These dips – known as minima – happen every 2 days 21 hours so you might think you'd see Algol looking faint quite often. But if you want to see one at a sensible time in the evening there are only about one or two each month which you will see. Sky and Telescope magazine have an online calculator which you can use to see when there will next be one at a suitable time for observation.
There are some nice star clusters in Perseus, including one BOGOF – that's Buy One Get One Free. This is the Double Cluster, at the top right of the constellation, and you don't need much imagination to work out from the name that there are two star clusters side by side. They are rich in faint stars and though they're visible from city skies using binoculars you get the best views from darker skies and with either high-power binoculars or a small telescope magnifying only about 25 times, so that you get both clusters in the same field of view. With large telescopes you can usually only see one at a time.
Another cluster, M34, near Algol, is a little larger than either member of the double cluster, but has fewer stars. And NGC 1528 is smaller and has fewer stars but still worth a look. With all these clusters, you have to hold binoculars really steady to see the individual stars.

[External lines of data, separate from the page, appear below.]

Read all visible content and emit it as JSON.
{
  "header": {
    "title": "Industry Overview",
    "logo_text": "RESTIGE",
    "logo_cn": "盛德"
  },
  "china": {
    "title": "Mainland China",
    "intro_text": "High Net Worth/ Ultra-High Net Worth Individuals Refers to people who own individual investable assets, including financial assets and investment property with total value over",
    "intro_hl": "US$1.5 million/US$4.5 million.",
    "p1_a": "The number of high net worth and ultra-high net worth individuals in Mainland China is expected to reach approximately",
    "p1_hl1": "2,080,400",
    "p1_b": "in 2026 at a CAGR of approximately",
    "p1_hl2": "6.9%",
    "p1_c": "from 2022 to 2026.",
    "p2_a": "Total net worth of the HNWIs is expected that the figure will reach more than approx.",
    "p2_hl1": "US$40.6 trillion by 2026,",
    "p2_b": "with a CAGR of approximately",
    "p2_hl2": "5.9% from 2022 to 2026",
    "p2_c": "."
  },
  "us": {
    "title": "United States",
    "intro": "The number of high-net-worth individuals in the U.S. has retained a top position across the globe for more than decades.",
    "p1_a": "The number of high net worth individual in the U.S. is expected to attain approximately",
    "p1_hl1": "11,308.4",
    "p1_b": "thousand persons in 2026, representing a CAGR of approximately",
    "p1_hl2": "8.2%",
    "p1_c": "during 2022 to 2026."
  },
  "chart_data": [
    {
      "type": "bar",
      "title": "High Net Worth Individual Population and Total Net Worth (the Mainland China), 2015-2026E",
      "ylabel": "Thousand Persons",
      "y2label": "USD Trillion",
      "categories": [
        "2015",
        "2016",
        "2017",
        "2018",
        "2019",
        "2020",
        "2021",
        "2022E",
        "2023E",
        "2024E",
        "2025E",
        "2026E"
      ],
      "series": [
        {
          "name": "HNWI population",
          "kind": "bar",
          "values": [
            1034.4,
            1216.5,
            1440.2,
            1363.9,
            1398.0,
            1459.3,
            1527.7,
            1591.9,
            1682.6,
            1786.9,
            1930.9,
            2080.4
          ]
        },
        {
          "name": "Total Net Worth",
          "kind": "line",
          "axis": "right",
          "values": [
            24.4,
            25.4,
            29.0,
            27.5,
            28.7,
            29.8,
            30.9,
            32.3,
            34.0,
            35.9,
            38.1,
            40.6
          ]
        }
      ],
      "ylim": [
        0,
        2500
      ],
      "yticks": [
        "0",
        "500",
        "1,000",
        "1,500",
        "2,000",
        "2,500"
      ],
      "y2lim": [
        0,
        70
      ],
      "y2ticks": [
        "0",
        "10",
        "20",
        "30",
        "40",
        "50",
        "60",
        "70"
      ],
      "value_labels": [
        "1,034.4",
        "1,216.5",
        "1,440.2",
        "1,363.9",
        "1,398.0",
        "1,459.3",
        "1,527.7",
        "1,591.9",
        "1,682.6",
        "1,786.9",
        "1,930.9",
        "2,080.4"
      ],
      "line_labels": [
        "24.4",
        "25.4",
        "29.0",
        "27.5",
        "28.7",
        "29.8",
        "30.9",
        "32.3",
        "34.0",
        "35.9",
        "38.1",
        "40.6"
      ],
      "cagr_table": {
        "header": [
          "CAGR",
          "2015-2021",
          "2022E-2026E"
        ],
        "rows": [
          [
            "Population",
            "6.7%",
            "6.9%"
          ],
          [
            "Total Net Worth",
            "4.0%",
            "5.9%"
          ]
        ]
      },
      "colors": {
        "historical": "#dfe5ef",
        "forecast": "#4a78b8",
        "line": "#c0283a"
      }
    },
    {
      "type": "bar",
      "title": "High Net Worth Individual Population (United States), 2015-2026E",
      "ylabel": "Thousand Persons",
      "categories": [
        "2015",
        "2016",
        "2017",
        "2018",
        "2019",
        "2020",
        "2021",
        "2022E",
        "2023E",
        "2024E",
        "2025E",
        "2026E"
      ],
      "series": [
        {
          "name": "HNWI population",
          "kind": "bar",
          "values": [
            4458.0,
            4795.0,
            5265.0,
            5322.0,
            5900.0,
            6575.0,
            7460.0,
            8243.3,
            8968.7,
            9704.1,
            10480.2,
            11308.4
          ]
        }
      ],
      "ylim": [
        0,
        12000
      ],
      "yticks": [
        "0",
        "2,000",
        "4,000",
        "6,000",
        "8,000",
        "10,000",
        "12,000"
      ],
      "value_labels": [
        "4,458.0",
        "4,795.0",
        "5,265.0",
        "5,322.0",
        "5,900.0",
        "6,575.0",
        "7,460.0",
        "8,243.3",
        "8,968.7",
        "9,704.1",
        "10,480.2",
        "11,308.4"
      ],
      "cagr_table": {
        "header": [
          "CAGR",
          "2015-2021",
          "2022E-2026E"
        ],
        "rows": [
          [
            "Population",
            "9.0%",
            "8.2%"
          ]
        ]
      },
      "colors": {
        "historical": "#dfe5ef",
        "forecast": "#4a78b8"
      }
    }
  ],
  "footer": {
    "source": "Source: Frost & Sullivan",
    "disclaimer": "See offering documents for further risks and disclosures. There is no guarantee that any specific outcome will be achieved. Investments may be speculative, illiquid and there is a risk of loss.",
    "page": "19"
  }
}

If you want a really bright cluster, there's one in Perseus that many people overlook. It's the one surrounding Mirfak, and it's a really lovely sight in binoculars. It's known as the Alpha Persei Cluster, and although the stars are quite widely scattered they really are a cluster. Look for an S-shape of faint stars winding away from Mirfak.
Text by Robin Scagell